In Roman Catholicism exorcism is sacramental but not a sacrament, unlike baptism or confession. Unlike a sacrament, exorcism's "integrity and efficacy do not depend ... on the rigid use of an unchanging formula or on the ordered sequence of prescribed actions. Its efficacy depends on two elements: authorization from valid and licit Church authorities, and the faith of the exorcist." The Catechism of the Catholic Church states: "When the Church asks publicly and authoritatively in the name of Jesus Christ that a person or object be protected against the power of the Evil One and withdrawn from his dominion, it is called exorcism."
The Catholic Church revised the Rite of Exorcism in January 1999, though the traditional Rite of Exorcism in Latin is allowed as an option. The ritual assumes that possessed persons retain their free will, though the demon may hold control over their physical body, and involves prayers, blessings, and invocations with the use of the document Of Exorcisms and Certain Supplications.
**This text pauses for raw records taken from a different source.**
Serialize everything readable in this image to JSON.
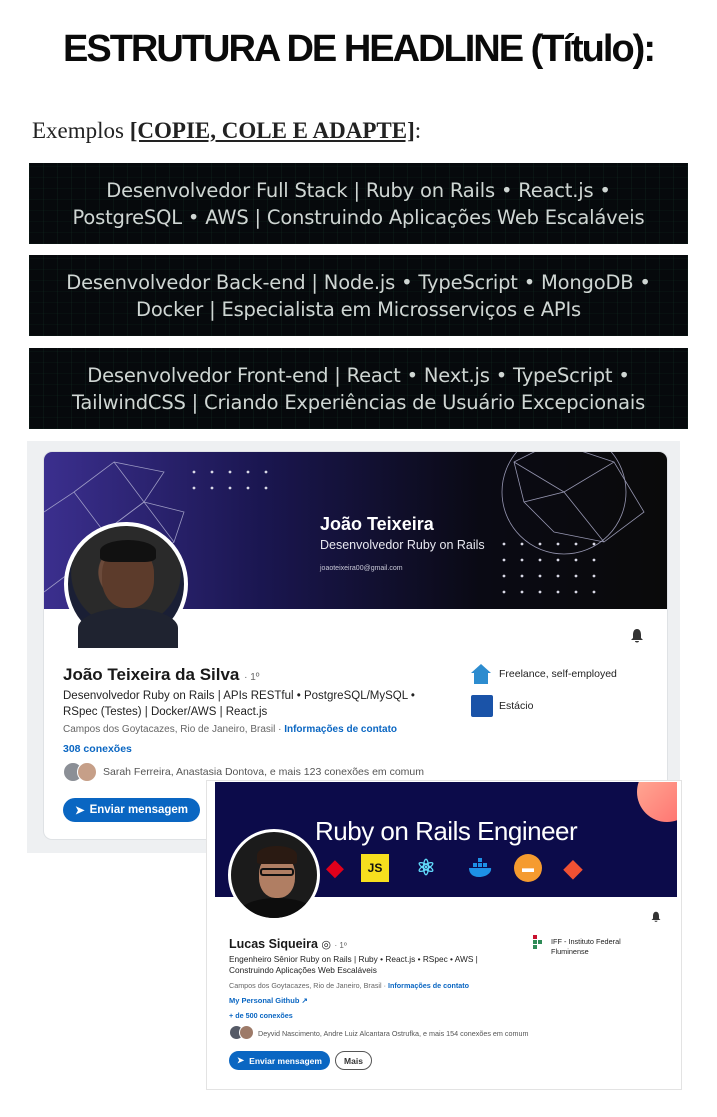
{
  "title": "ESTRUTURA DE HEADLINE (Título):",
  "examples": {
    "prefix": "Exemplos ",
    "bracket": "[COPIE, COLE E ADAPTE]",
    "suffix": ":"
  },
  "banners": [
    {
      "line1": "Desenvolvedor Full Stack | Ruby on Rails • React.js •",
      "line2": "PostgreSQL • AWS | Construindo Aplicações Web Escaláveis"
    },
    {
      "line1": "Desenvolvedor Back-end | Node.js • TypeScript • MongoDB •",
      "line2": "Docker | Especialista em Microsserviços e APIs"
    },
    {
      "line1": "Desenvolvedor Front-end | React • Next.js • TypeScript •",
      "line2": "TailwindCSS | Criando Experiências de Usuário Excepcionais"
    }
  ],
  "profile1": {
    "cover_name": "João Teixeira",
    "cover_role": "Desenvolvedor Ruby on Rails",
    "cover_email": "joaoteixeira00@gmail.com",
    "name": "João Teixeira da Silva",
    "degree": "· 1º",
    "headline_line1": "Desenvolvedor Ruby on Rails | APIs RESTful • PostgreSQL/MySQL •",
    "headline_line2": "RSpec (Testes) | Docker/AWS | React.js",
    "location": "Campos dos Goytacazes, Rio de Janeiro, Brasil · ",
    "contact_link": "Informações de contato",
    "connections": "308 conexões",
    "mutual": "Sarah Ferreira, Anastasia Dontova, e mais 123 conexões em comum",
    "message_button": "Enviar mensagem",
    "company1": "Freelance, self-employed",
    "company2": "Estácio",
    "bell_icon": "bell-icon"
  },
  "profile2": {
    "cover_title": "Ruby on Rails Engineer",
    "name": "Lucas Siqueira",
    "degree": "· 1º",
    "headline_line1": "Engenheiro Sênior Ruby on Rails | Ruby • React.js • RSpec • AWS |",
    "headline_line2": "Construindo Aplicações Web Escaláveis",
    "location": "Campos dos Goytacazes, Rio de Janeiro, Brasil · ",
    "contact_link": "Informações de contato",
    "github_link": "My Personal Github",
    "connections": "+ de 500 conexões",
    "mutual": "Deyvid Nascimento, Andre Luiz Alcantara Ostrufka, e mais 154 conexões em comum",
    "message_button": "Enviar mensagem",
    "more_button": "Mais",
    "institution_line1": "IFF - Instituto Federal",
    "institution_line2": "Fluminense",
    "js_label": "JS"
  }
}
Solemn exorcisms, according to the Canon law of the church, can be exercised only by an ordained priest (or higher prelate), with the express permission of the local bishop, and only after a careful medical examination to exclude the possibility of mental illness. The Catholic Encyclopedia (1908) enjoined: "Superstition ought not to be confounded with religion, however much their history may be interwoven, nor magic, however white it may be, with a legitimate religious rite." Things listed in the Roman Ritual as being indicators of possible demonic possession include: speaking foreign or ancient languages of which the possessed has no prior knowledge; supernatural abilities and strength; knowledge of hidden or remote things which the possessed has no way of knowing; an aversion to anything holy; and profuse blasphemy and/or sacrilege.